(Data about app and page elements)
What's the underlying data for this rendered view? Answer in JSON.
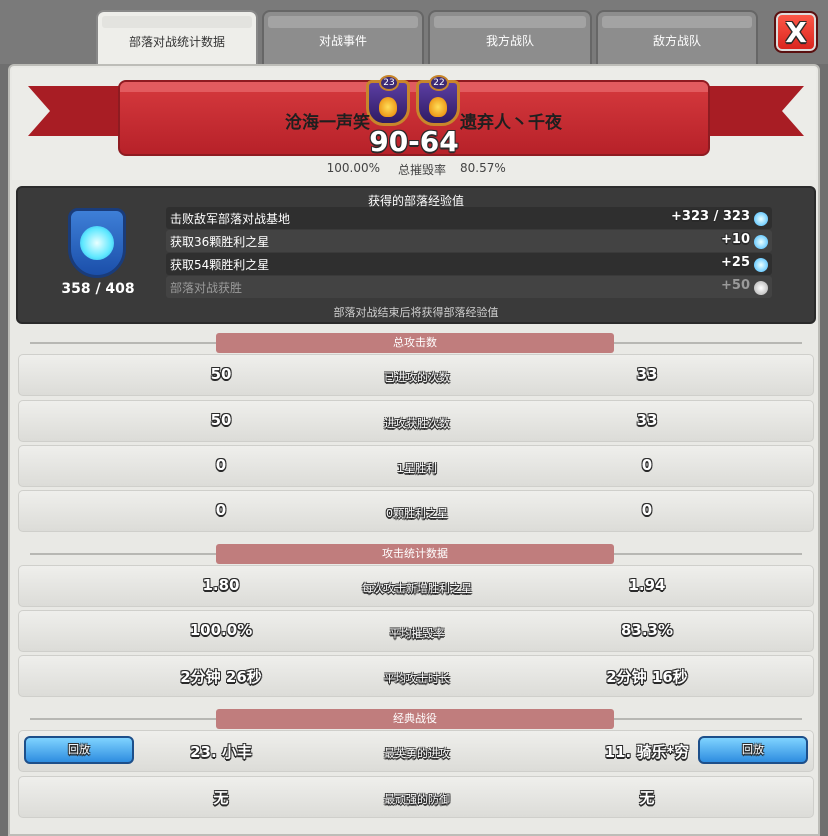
{
  "tabs": [
    "部落对战统计数据",
    "对战事件",
    "我方战队",
    "敌方战队"
  ],
  "close_label": "X",
  "clans": {
    "left": {
      "name": "沧海一声笑",
      "level": "23"
    },
    "right": {
      "name": "遗弃人丶千夜",
      "level": "22"
    },
    "score": "90-64",
    "destruction_left": "100.00%",
    "destruction_label": "总摧毁率",
    "destruction_right": "80.57%"
  },
  "xp": {
    "title": "获得的部落经验值",
    "total": "358 / 408",
    "rows": [
      {
        "label": "击败敌军部落对战基地",
        "value": "+323 / 323"
      },
      {
        "label": "获取36颗胜利之星",
        "value": "+10"
      },
      {
        "label": "获取54颗胜利之星",
        "value": "+25"
      },
      {
        "label": "部落对战获胜",
        "value": "+50"
      }
    ],
    "footer": "部落对战结束后将获得部落经验值"
  },
  "sections": [
    {
      "title": "总攻击数",
      "rows": [
        {
          "left": "50",
          "label": "已进攻的次数",
          "right": "33"
        },
        {
          "left": "50",
          "label": "进攻获胜次数",
          "right": "33"
        },
        {
          "left": "0",
          "label": "1星胜利",
          "right": "0"
        },
        {
          "left": "0",
          "label": "0颗胜利之星",
          "right": "0"
        }
      ]
    },
    {
      "title": "攻击统计数据",
      "rows": [
        {
          "left": "1.80",
          "label": "每次攻击新增胜利之星",
          "right": "1.94"
        },
        {
          "left": "100.0%",
          "label": "平均摧毁率",
          "right": "83.3%"
        },
        {
          "left": "2分钟 26秒",
          "label": "平均攻击时长",
          "right": "2分钟 16秒"
        }
      ]
    },
    {
      "title": "经典战役",
      "rows": [
        {
          "left": "23. 小丰",
          "label": "最英勇的进攻",
          "right": "11. 骑乐*穷"
        },
        {
          "left": "无",
          "label": "最顽强的防御",
          "right": "无"
        }
      ]
    }
  ],
  "replay_label": "回放",
  "colors": {
    "ribbon": "#b72129",
    "section_label": "#c07d7d",
    "xp_box": "#3a3a3a",
    "replay": "#2e8de0",
    "close": "#d8221c"
  }
}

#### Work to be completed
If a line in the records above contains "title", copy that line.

#### Solution below
    "title": "获得的部落经验值",
      "title": "总攻击数",
      "title": "攻击统计数据",
      "title": "经典战役",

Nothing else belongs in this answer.